[[ Provided material, beginning ]]

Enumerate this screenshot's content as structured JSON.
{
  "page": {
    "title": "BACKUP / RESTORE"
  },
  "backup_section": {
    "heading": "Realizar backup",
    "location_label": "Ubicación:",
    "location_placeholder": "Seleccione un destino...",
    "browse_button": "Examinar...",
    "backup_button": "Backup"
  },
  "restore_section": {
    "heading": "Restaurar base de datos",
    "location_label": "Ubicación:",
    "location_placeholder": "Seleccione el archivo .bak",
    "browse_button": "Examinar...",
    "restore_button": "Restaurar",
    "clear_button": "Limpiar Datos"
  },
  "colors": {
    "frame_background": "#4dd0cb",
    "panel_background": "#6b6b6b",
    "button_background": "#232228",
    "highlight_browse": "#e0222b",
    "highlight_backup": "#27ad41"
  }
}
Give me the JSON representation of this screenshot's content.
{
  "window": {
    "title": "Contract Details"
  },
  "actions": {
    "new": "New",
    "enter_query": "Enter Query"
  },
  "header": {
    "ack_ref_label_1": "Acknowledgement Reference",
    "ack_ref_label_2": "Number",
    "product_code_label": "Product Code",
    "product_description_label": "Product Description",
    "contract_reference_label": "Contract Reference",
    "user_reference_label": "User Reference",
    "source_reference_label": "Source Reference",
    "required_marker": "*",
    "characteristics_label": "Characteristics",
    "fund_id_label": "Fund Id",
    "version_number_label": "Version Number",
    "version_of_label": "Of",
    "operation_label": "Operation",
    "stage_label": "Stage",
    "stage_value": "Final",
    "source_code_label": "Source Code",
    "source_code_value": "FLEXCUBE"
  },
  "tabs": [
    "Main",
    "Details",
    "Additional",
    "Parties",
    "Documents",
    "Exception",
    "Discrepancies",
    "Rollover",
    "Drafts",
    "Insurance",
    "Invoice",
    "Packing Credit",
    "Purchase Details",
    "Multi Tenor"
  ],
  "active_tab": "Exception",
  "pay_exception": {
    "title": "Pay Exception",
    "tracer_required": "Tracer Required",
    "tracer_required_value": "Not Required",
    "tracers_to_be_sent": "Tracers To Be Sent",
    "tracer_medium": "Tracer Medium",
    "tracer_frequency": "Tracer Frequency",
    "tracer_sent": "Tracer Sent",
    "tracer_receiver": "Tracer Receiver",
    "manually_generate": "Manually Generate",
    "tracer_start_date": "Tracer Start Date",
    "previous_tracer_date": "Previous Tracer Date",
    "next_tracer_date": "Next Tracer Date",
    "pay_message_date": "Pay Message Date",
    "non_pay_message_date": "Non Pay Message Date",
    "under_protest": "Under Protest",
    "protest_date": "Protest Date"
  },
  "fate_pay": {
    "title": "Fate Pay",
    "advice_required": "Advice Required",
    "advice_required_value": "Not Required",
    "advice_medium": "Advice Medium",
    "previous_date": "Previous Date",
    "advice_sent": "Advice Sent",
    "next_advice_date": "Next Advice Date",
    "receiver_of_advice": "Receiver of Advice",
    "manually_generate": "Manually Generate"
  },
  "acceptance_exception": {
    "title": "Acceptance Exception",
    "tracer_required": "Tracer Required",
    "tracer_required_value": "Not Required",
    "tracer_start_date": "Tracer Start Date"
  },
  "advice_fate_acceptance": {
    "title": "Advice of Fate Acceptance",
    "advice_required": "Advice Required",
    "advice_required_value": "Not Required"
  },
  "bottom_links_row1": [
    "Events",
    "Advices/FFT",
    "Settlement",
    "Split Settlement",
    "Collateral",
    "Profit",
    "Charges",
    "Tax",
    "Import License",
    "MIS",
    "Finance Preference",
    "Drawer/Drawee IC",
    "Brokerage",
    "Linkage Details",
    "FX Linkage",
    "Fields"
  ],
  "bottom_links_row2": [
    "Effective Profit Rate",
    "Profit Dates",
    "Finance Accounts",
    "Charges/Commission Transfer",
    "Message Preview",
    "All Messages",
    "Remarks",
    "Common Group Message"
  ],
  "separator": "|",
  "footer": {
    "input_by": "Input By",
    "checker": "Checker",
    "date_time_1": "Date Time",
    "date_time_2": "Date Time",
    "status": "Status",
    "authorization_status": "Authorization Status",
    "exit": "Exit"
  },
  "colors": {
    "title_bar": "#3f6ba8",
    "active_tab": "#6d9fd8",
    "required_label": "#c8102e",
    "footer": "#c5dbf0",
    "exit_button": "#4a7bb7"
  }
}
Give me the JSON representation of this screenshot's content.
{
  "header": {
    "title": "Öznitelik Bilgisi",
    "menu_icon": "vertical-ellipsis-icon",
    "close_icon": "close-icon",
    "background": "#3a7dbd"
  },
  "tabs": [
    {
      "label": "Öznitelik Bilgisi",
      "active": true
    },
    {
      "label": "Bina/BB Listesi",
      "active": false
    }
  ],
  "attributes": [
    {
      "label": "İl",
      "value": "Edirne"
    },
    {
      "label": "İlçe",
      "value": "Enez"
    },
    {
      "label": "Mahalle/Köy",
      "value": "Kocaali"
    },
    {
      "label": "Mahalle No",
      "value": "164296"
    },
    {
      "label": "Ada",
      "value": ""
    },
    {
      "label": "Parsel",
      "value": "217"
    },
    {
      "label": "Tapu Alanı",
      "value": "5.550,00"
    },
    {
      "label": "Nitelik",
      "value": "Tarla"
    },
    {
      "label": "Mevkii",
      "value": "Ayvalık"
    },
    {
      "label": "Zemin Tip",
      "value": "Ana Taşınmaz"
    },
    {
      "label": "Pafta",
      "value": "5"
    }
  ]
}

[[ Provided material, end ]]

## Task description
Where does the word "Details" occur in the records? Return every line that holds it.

## Response to the exercise
    "title": "Contract Details"
    "Details",
    "Purchase Details",
    "Linkage Details",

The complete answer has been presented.